I went to the movies last night with Frank and Jessica Renee Olivia. We went to see Mysterious Skin at Alamo Drafthouse. It stars Joseph Gordon-Levitt and a relatively unknown actor by the name of Brady Corbet as the central characters with appearances by Elisabeth Shue (The Karate Kid, Adventures in Babysitting, Leaving Las Vegas) and Michelle Trachtenberg (Dawn on Buffy the Vampire Slayer). The movie revolves around the lives of Neil (Gordon-Levitt) and Brian (Corbet) and the events that happened to them the summer they were 8 years old. Brian believes aliens abducted him, blaming memory loss, blackouts and recurring nosebleeds on their experiments. Neil remembers every detail of his Little League coach sexually abusing him. The movie is a gritty, realistic look at the life altering damages of abuse in Neil's life. He willingly, even proudly becomes a prostitute at an early age, seemingly not for the much needed money but to fill the emptiness inside him. Brian is a social misfit living a lonely life and searching for answers.

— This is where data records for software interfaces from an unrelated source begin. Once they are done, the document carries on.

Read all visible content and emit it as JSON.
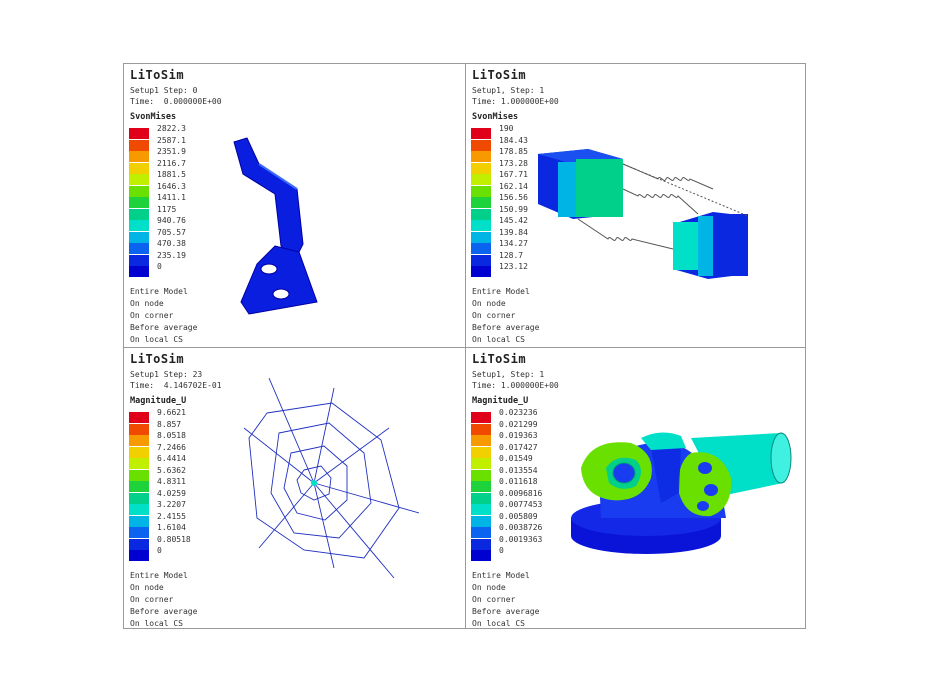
{
  "colors": [
    "#e0001a",
    "#f04a00",
    "#f79a00",
    "#f2d000",
    "#c0f000",
    "#6ae000",
    "#1ed23c",
    "#00d08a",
    "#00e0c8",
    "#00b4e6",
    "#0a64f0",
    "#0a28e0",
    "#0000d0"
  ],
  "panels": [
    {
      "title": "LiToSim",
      "setup": "Setup1 Step: 0",
      "time": "Time:  0.000000E+00",
      "variable": "SvonMises",
      "legend": [
        "2822.3",
        "2587.1",
        "2351.9",
        "2116.7",
        "1881.5",
        "1646.3",
        "1411.1",
        "1175",
        "940.76",
        "705.57",
        "470.38",
        "235.19",
        "0"
      ],
      "footer": [
        "Entire Model",
        "On node",
        "On corner",
        "Before average",
        "On local CS"
      ]
    },
    {
      "title": "LiToSim",
      "setup": "Setup1, Step: 1",
      "time": "Time: 1.000000E+00",
      "variable": "SvonMises",
      "legend": [
        "190",
        "184.43",
        "178.85",
        "173.28",
        "167.71",
        "162.14",
        "156.56",
        "150.99",
        "145.42",
        "139.84",
        "134.27",
        "128.7",
        "123.12"
      ],
      "footer": [
        "Entire Model",
        "On node",
        "On corner",
        "Before average",
        "On local CS"
      ]
    },
    {
      "title": "LiToSim",
      "setup": "Setup1 Step: 23",
      "time": "Time:  4.146702E-01",
      "variable": "Magnitude_U",
      "legend": [
        "9.6621",
        "8.857",
        "8.0518",
        "7.2466",
        "6.4414",
        "5.6362",
        "4.8311",
        "4.0259",
        "3.2207",
        "2.4155",
        "1.6104",
        "0.80518",
        "0"
      ],
      "footer": [
        "Entire Model",
        "On node",
        "On corner",
        "Before average",
        "On local CS"
      ]
    },
    {
      "title": "LiToSim",
      "setup": "Setup1, Step: 1",
      "time": "Time: 1.000000E+00",
      "variable": "Magnitude_U",
      "legend": [
        "0.023236",
        "0.021299",
        "0.019363",
        "0.017427",
        "0.01549",
        "0.013554",
        "0.011618",
        "0.0096816",
        "0.0077453",
        "0.005809",
        "0.0038726",
        "0.0019363",
        "0"
      ],
      "footer": [
        "Entire Model",
        "On node",
        "On corner",
        "Before average",
        "On local CS"
      ]
    }
  ],
  "models": [
    "bent-bracket-model",
    "spring-blocks-model",
    "spider-web-mesh-model",
    "housing-part-model"
  ]
}
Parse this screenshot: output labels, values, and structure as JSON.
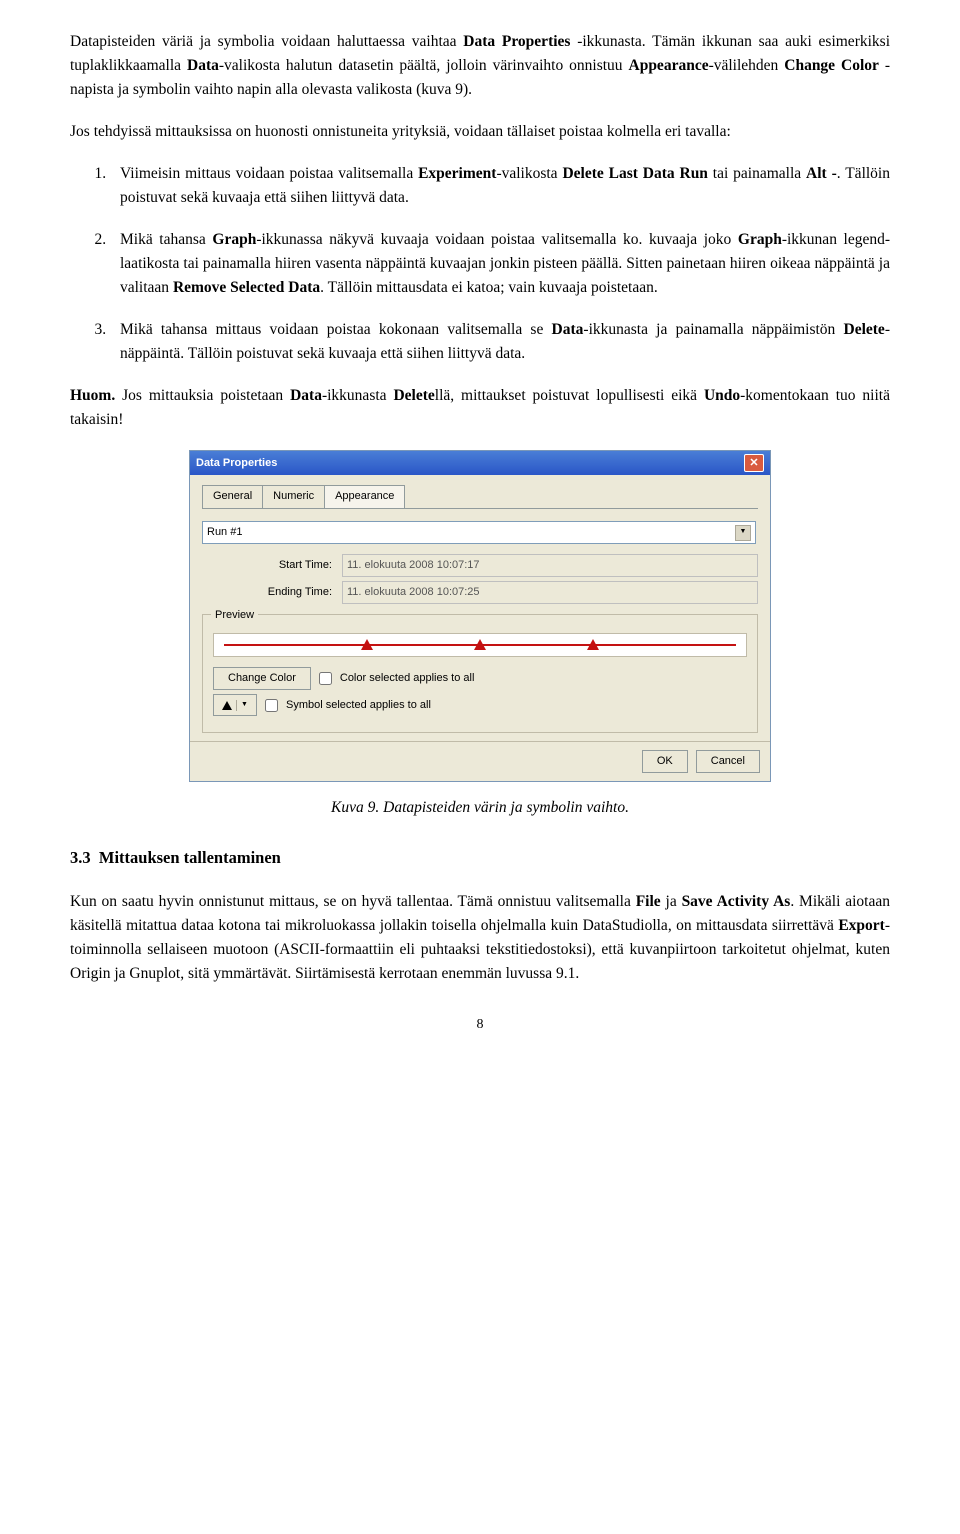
{
  "paragraphs": {
    "p1a": "Datapisteiden väriä ja symbolia voidaan haluttaessa vaihtaa ",
    "p1b": "Data Properties",
    "p1c": " -ikkunasta. Tämän ikkunan saa auki esimerkiksi tuplaklikkaamalla ",
    "p1d": "Data",
    "p1e": "-valikosta halutun datasetin päältä, jolloin värinvaihto onnistuu ",
    "p1f": "Appearance",
    "p1g": "-välilehden ",
    "p1h": "Change Color",
    "p1i": " -napista ja symbolin vaihto napin alla olevasta valikosta (kuva 9).",
    "p2": "Jos tehdyissä mittauksissa on huonosti onnistuneita yrityksiä, voidaan tällaiset poistaa kolmella eri tavalla:",
    "li1a": "Viimeisin mittaus voidaan poistaa valitsemalla ",
    "li1b": "Experiment",
    "li1c": "-valikosta ",
    "li1d": "Delete Last Data Run",
    "li1e": " tai painamalla ",
    "li1f": "Alt -",
    "li1g": ". Tällöin poistuvat sekä kuvaaja että siihen liittyvä data.",
    "li2a": "Mikä tahansa ",
    "li2b": "Graph",
    "li2c": "-ikkunassa näkyvä kuvaaja voidaan poistaa valitsemalla ko. kuvaaja joko ",
    "li2d": "Graph",
    "li2e": "-ikkunan legend-laatikosta tai painamalla hiiren vasenta näppäintä kuvaajan jonkin pisteen päällä. Sitten painetaan hiiren oikeaa näppäintä ja valitaan ",
    "li2f": "Remove Selected Data",
    "li2g": ". Tällöin mittausdata ei katoa; vain kuvaaja poistetaan.",
    "li3a": "Mikä tahansa mittaus voidaan poistaa kokonaan valitsemalla se ",
    "li3b": "Data",
    "li3c": "-ikkunasta ja painamalla näppäimistön ",
    "li3d": "Delete",
    "li3e": "-näppäintä. Tällöin poistuvat sekä kuvaaja että siihen liittyvä data.",
    "noteA": "Huom.",
    "noteB": " Jos mittauksia poistetaan ",
    "noteC": "Data",
    "noteD": "-ikkunasta ",
    "noteE": "Delete",
    "noteF": "llä, mittaukset poistuvat lopullisesti eikä ",
    "noteG": "Undo",
    "noteH": "-komentokaan tuo niitä takaisin!",
    "caption": "Kuva 9. Datapisteiden värin ja symbolin vaihto.",
    "sectionNum": "3.3",
    "sectionTitle": "Mittauksen tallentaminen",
    "p3a": "Kun on saatu hyvin onnistunut mittaus, se on hyvä tallentaa. Tämä onnistuu valitsemalla ",
    "p3b": "File",
    "p3c": " ja ",
    "p3d": "Save Activity As",
    "p3e": ". Mikäli aiotaan käsitellä mitattua dataa kotona tai mikroluokassa jollakin toisella ohjelmalla kuin DataStudiolla, on mittausdata siirrettävä ",
    "p3f": "Export",
    "p3g": "-toiminnolla sellaiseen muotoon (ASCII-formaattiin eli puhtaaksi tekstitiedostoksi), että kuvanpiirtoon tarkoitetut ohjelmat, kuten Origin ja Gnuplot, sitä ymmärtävät. Siirtämisestä kerrotaan enemmän luvussa 9.1.",
    "pageNumber": "8"
  },
  "dialog": {
    "title": "Data Properties",
    "tabs": [
      "General",
      "Numeric",
      "Appearance"
    ],
    "activeTab": "Appearance",
    "runSelect": "Run #1",
    "startLabel": "Start Time:",
    "startVal": "11. elokuuta 2008 10:07:17",
    "endLabel": "Ending Time:",
    "endVal": "11. elokuuta 2008 10:07:25",
    "previewTitle": "Preview",
    "changeColor": "Change Color",
    "colorCheck": "Color selected applies to all",
    "symbolCheck": "Symbol selected applies to all",
    "ok": "OK",
    "cancel": "Cancel"
  }
}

The movie was hard to watch not only because of the voyeuristic camera angles during the abuse scenes, but also to see the progression of Neil from a carefree child to a jaded young man with vacant eyes. There are several scenes, one involving fireworks and the other a brutal rape that had me cringing in my seat. Those scenes are disturbing and harsh. The character of Brian didn't illicit the same emotional response as I had with Neil until near the end of the movie, when he starts putting the pieces of his puzzle together.
I think what made my viewing most difficult is that the movie is entirely believable and everything from the actors' costumes to the props were year-appropriate. This is a well made Indie flick that does what it is intended to do: make you feel what the characters are feeling and keep you thinking about it long after you've exited the theater. I understood why Neil & Brian's lives had become the way they were. I understood the progression from innocent childhood to unemotional adulthood. I sympathized with prostitution as a way to connect with another person instead of being an illegal way to earn money. Even the use of Neil & Brian's hometown as an implied "safe place" as compared to New York City, where Neil had gone to stay with a friend, is cause for reflection. The small town where Neil suffered months, possibly years of abuse, and where he first embarked on years of being a detached hustler is ultimately shown as his place of salvation.
If you go to see this movie, which has a limited run nationwide, please be aware that there are some sex scenes that may be shocking for the general public. No frontal nudity is shown, but the cinematography and acting imply enough for your mind to fill in the blanks. All three of us had very personal reactions to the film, so don't be surprised if you carry over your emotional reactions after the movie is over. Both Jessee and I agreed that the movie was difficult to process and we needed time to sort through it all.